**WHAT IS EXPECTED:** Report all lines of the data below that hold the word "image".

**INPUT DATA:**
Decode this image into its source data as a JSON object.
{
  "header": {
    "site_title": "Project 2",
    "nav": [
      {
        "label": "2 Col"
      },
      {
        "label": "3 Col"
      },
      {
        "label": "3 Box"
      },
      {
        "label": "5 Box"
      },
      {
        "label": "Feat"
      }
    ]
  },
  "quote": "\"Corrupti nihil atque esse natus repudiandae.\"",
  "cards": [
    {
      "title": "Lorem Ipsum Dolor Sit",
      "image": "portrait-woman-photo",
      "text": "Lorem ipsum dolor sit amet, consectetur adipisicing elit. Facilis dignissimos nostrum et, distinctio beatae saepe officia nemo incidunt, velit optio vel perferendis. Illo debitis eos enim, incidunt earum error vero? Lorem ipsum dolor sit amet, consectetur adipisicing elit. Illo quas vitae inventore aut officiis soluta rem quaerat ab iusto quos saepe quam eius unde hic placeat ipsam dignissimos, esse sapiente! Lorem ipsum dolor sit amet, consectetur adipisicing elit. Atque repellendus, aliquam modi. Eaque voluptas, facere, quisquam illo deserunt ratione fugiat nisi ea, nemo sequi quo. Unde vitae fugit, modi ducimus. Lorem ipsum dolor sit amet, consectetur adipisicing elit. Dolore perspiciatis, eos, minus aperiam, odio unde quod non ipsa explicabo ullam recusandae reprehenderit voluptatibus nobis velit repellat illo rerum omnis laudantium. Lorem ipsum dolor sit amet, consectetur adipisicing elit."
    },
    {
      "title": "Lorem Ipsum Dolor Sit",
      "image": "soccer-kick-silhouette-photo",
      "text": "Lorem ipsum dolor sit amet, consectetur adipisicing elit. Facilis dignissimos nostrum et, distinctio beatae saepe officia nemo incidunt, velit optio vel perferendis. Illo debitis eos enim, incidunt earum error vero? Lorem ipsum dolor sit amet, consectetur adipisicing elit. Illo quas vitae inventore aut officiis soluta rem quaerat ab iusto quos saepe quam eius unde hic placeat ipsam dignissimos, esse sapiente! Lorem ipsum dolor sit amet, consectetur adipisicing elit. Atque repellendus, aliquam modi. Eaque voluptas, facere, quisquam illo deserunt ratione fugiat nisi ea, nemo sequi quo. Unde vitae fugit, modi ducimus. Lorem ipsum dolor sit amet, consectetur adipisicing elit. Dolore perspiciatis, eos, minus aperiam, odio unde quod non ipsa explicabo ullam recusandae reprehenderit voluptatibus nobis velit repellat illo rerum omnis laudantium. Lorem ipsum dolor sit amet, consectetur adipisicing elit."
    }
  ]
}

**SOLUTION FOR THIS PROBLEM:**
Decode this image into its source data as a JSON object.
      "image": "portrait-woman-photo",
      "image": "soccer-kick-silhouette-photo",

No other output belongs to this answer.